Ending much as it began, with a quiet acoustic, Ziggy‘s final track is “Rock ‘n’ Roll Suicide”. Bowie’s voice is deliberately restrained, even when the acoustic drops and just a thumping kick from Woodmansey leads him through the title of the song: “You’re a rock ‘n’ roll suicide.” After the second occurrence, the rest of the band fully joins in after a nice drum fill, though a quiet one. Horns announce the beginning of Bowie’s second verse. Partway through it, Bowie becomes more passionate, his words becoming less aligned to the beat, taking their own emotional course, using a string arrangement to increase their drama. “You’re not alone!” he begins to yell, and the backing vocals begin to answer him, the horns increasing in frequency, the horns more prominent and consistent, a guitar lead from Ronson entering–and then the strings play one short note for a good beat, and the album ends.

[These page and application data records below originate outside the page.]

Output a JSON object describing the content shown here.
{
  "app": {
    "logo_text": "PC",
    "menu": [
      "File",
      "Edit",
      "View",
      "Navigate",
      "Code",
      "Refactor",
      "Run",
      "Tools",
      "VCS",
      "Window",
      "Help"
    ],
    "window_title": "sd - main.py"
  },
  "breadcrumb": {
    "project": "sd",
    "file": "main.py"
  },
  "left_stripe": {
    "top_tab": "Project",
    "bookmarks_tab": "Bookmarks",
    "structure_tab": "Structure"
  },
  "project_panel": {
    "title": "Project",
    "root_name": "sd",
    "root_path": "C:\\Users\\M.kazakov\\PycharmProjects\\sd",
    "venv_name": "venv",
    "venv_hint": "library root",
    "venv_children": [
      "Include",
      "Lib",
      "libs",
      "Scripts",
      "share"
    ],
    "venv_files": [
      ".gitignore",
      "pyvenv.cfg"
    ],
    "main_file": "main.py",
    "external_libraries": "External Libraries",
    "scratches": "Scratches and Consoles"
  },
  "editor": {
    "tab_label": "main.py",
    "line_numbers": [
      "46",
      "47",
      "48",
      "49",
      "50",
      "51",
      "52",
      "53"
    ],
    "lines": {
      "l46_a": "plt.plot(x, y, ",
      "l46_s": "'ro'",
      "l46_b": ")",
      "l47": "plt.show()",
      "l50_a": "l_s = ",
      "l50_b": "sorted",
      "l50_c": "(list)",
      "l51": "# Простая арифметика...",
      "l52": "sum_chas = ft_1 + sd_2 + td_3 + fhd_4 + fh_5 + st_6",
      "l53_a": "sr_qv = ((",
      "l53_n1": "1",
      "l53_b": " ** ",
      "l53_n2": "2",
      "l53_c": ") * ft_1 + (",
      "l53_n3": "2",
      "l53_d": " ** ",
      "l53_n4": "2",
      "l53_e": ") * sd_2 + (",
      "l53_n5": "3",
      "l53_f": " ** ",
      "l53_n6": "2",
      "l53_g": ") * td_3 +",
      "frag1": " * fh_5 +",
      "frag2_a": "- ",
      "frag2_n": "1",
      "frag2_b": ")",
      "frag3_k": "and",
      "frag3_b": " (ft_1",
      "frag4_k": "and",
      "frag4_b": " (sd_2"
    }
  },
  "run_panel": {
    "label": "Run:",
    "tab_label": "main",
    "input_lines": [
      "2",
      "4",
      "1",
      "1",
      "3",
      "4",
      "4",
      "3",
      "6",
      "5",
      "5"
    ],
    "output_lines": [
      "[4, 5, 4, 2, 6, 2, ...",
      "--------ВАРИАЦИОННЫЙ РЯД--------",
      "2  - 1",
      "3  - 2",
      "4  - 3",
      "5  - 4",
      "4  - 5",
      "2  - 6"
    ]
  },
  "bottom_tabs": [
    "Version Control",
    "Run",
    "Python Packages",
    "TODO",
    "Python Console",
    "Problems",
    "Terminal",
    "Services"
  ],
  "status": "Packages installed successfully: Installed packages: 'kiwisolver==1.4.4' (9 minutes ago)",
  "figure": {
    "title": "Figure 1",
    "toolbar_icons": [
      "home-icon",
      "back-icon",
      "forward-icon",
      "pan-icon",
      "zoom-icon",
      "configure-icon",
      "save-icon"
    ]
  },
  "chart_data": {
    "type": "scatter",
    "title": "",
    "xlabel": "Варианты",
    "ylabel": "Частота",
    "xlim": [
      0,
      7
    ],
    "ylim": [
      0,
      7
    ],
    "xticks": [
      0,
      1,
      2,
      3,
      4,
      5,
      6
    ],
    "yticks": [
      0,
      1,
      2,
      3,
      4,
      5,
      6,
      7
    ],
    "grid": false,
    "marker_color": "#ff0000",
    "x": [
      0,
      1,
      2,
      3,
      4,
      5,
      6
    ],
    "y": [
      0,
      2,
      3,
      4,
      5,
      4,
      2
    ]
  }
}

I am often reminded when I start this album that it has an unusual production style, as compared to my memory and understanding of it. It’s very understated and intimate. It’s not quite like a band playing in a small club, it’s too clear and distinct for that. But it’s all mid-range–the drums are never, ever overpowering, though Woodmansey has and plays a clear role, and does it well. Bolder never aggressively steals the show either. Heck, Bowie’s guitars and pianos and Ronson’s often don’t either. It means that even the quieter, more relaxed riffing of “Suffragette City” or “Ziggy Stardust” (as compared to other artists who had long since released plenty of louder music) stand out that much more without having to increase anything. Now, the album did originally say (as does my copy) “TO BE PLAYED AT MAXIMUM VOLUME.” As it happens, my immediate next door neighbor on the side my music room is on is the best friend of a coworker (by complete coincidence). I kept the volume at half for my stereo and left it at that–I don’t need to earn any enemies. Still, the production is largely spare and quiet, without being overly spacious or acutely limited in instrumentation or sound. It’s sparse, yet full; distant, yet intimate. I always appreciate settling in to the album for this reason, though there’s always a jarring moment of confusion, as I expect something…bigger from it. Yet, instead, it creates that “size” from its music, from the performances themselves, rather than the volume or aggression of those performances.
As with Sgt. Pepper, I’m not overly inclined to suggest a downgrade of the album–not by any stretch. It still won’t push itself in as my favourite Bowie album, but I think it’s placement in music history is largely justified. Of course, part of that is the influence of “Starman” and Bowie’s performance of it on Top of the Pops, which inspired at least one artist to appear later in my own collection, nevermind the ones I myself am not familiar with.
On a final, relatively silly note, the crackle was simultaneously pleasingly indicative of a well-loved album and distracting. When the needle lifted on side one, it was oppressively quiet suddenly.
- Next Up: Bronski Beat – The Age of Consent